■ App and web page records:

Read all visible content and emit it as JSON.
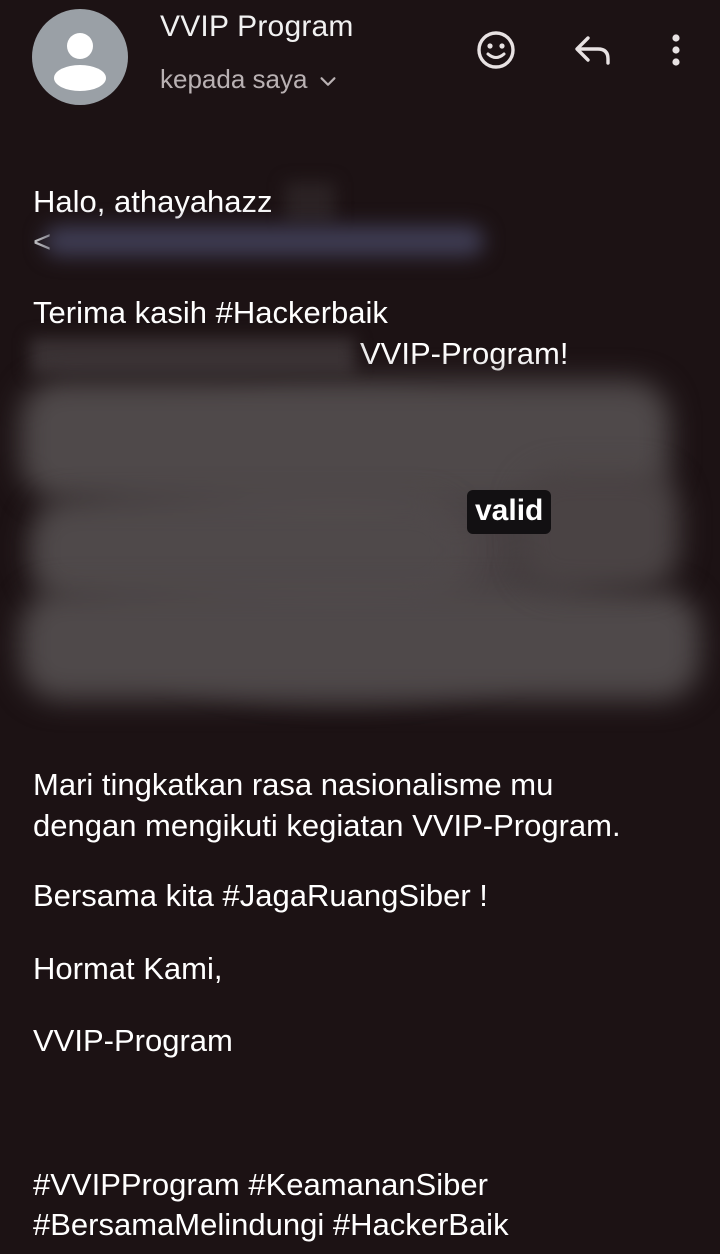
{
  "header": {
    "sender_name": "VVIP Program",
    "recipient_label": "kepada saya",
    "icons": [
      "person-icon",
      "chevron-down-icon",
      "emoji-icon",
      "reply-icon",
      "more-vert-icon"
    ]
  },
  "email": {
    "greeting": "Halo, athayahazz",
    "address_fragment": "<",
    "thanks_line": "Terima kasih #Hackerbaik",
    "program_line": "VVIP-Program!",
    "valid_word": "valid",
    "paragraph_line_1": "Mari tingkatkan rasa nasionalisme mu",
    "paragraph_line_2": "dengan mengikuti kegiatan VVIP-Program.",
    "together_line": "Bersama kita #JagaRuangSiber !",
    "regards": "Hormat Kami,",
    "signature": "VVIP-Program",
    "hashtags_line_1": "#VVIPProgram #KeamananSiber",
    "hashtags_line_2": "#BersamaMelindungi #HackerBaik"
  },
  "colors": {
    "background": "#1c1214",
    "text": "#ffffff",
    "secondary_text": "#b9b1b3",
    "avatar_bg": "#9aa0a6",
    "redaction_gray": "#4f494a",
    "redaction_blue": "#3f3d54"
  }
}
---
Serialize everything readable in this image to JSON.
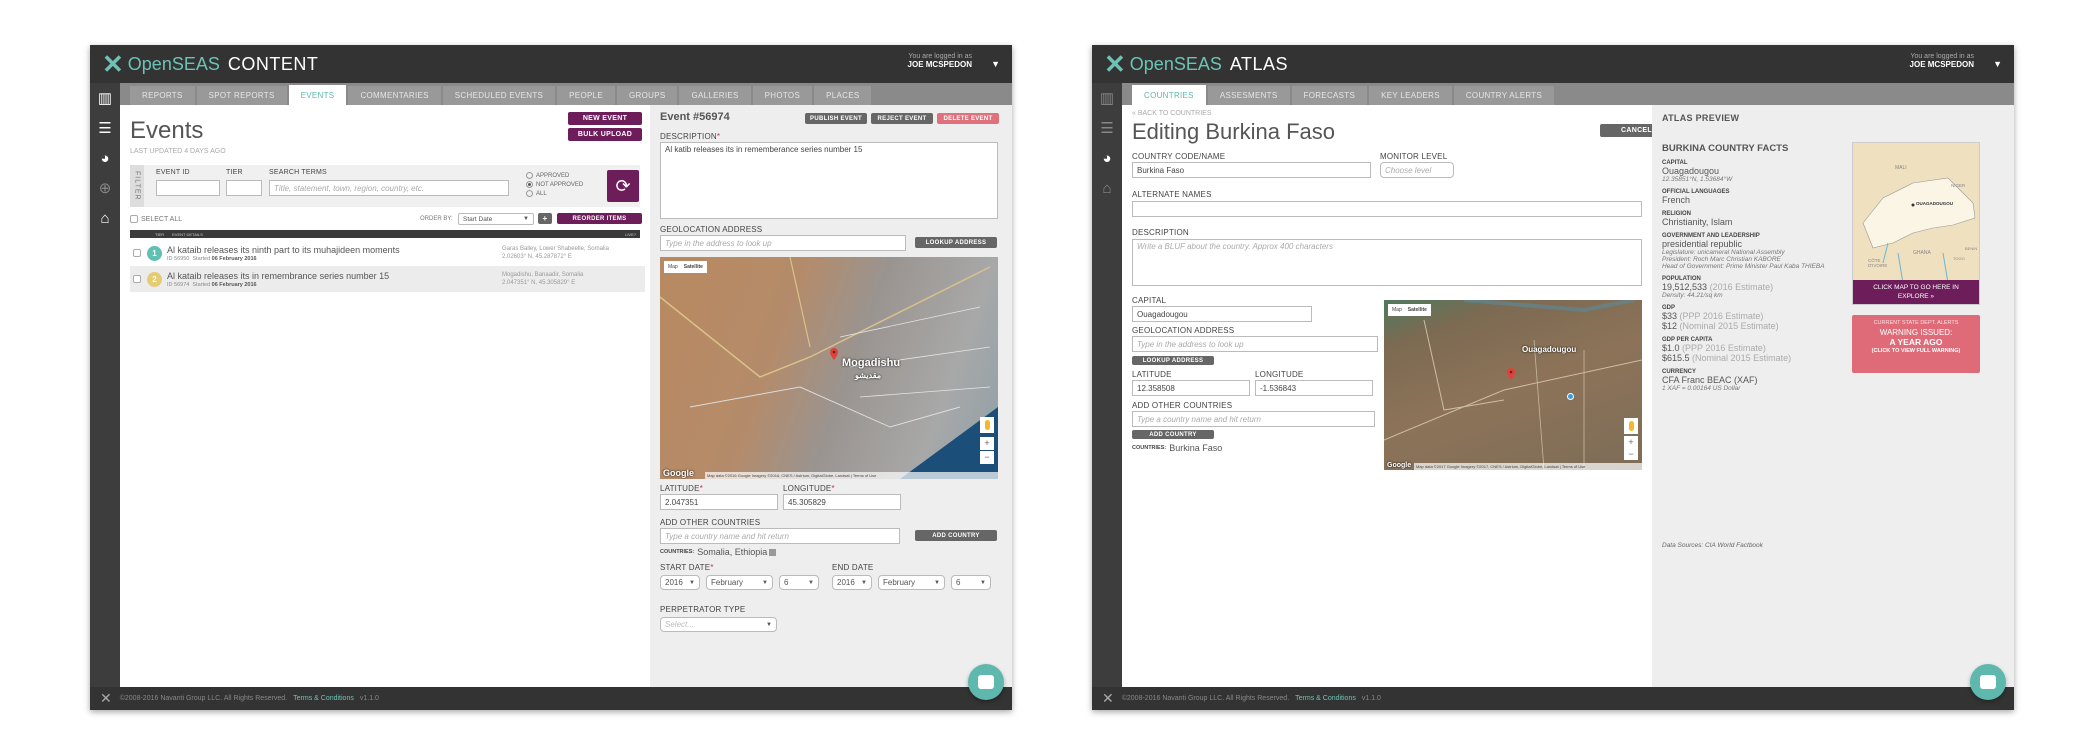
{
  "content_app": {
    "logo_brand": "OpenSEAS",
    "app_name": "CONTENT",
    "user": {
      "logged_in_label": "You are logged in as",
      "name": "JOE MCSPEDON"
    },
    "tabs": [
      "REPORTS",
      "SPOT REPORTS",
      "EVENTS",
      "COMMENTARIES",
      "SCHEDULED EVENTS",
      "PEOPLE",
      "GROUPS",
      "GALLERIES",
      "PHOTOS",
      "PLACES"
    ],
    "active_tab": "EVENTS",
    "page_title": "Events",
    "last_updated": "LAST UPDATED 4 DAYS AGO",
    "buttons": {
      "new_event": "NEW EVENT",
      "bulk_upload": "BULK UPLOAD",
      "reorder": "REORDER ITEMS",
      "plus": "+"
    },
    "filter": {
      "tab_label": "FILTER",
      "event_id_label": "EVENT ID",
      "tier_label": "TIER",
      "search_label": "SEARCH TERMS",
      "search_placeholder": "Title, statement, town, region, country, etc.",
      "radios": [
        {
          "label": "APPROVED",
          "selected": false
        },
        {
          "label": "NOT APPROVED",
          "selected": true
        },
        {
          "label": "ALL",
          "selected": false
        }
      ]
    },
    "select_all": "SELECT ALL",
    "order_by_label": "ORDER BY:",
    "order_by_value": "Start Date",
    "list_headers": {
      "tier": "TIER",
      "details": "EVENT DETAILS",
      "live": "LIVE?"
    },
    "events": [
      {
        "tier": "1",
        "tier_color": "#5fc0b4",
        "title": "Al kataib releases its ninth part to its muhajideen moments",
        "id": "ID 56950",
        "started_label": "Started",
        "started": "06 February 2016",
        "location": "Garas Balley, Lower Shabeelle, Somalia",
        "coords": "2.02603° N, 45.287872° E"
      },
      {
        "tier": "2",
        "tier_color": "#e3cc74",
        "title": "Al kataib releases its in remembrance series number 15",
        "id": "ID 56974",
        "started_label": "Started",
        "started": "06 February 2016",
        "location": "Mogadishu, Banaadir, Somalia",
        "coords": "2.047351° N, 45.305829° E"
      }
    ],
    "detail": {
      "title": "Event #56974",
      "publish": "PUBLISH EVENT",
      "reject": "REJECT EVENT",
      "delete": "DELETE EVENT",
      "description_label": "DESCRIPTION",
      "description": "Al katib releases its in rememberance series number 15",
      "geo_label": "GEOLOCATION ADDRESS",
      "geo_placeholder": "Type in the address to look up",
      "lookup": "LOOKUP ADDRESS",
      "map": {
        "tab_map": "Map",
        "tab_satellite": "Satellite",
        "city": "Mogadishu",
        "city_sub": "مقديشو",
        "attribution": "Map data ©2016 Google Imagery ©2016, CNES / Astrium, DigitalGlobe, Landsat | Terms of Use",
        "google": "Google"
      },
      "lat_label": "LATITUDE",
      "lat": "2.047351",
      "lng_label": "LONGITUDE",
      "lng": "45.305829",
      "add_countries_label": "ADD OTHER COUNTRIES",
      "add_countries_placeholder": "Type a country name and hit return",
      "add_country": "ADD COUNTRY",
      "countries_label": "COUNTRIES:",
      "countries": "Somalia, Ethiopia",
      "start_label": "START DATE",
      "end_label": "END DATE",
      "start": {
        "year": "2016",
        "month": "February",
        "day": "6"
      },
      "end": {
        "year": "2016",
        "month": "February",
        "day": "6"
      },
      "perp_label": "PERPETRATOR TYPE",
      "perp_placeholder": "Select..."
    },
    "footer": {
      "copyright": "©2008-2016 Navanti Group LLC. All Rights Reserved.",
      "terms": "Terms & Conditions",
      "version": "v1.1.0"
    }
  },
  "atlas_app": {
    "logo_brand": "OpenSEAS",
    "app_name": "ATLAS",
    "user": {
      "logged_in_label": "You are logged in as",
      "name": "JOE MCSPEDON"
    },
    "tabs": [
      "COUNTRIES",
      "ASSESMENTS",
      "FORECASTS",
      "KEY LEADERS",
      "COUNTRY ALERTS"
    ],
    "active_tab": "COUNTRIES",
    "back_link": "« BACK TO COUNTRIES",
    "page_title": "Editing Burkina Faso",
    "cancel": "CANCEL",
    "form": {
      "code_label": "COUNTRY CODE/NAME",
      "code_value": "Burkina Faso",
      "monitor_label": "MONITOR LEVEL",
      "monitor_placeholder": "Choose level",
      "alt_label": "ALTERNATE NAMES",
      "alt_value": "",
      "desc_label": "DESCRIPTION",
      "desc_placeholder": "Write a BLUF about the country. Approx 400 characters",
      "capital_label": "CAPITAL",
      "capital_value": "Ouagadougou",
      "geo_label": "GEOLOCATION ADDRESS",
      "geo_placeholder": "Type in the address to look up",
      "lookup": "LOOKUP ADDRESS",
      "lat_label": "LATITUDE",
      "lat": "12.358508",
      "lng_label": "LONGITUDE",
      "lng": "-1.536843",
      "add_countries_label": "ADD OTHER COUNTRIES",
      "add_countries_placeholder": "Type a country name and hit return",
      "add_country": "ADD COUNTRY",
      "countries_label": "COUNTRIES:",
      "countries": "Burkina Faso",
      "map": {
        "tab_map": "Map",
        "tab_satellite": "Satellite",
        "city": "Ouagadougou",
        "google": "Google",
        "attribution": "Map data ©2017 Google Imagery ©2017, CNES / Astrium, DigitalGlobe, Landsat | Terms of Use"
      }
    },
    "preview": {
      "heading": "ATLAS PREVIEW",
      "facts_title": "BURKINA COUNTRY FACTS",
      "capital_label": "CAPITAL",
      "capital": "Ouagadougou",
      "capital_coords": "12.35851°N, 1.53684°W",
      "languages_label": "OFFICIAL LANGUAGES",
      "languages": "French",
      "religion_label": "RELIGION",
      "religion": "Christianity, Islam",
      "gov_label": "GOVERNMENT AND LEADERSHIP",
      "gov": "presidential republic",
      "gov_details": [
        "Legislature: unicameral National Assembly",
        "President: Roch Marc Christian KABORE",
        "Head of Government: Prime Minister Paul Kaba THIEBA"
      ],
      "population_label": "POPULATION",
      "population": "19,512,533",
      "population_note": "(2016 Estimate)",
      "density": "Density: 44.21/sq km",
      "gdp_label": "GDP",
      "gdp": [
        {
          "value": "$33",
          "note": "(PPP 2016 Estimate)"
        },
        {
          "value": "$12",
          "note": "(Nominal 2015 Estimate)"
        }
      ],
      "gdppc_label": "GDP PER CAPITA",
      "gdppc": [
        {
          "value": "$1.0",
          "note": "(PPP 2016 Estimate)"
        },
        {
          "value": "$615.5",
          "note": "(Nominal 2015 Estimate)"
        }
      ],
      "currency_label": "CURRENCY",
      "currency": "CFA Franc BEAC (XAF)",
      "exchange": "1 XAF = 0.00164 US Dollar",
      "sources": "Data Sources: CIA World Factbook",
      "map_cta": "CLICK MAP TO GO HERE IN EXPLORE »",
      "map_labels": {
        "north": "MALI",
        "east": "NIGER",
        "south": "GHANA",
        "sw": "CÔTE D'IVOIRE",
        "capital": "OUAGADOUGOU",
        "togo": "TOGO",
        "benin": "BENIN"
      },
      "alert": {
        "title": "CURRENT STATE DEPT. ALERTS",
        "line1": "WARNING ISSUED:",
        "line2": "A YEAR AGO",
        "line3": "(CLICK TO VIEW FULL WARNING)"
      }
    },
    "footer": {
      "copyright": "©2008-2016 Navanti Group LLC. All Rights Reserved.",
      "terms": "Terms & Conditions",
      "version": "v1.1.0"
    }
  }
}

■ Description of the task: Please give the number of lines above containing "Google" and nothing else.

■ Solved problem: 4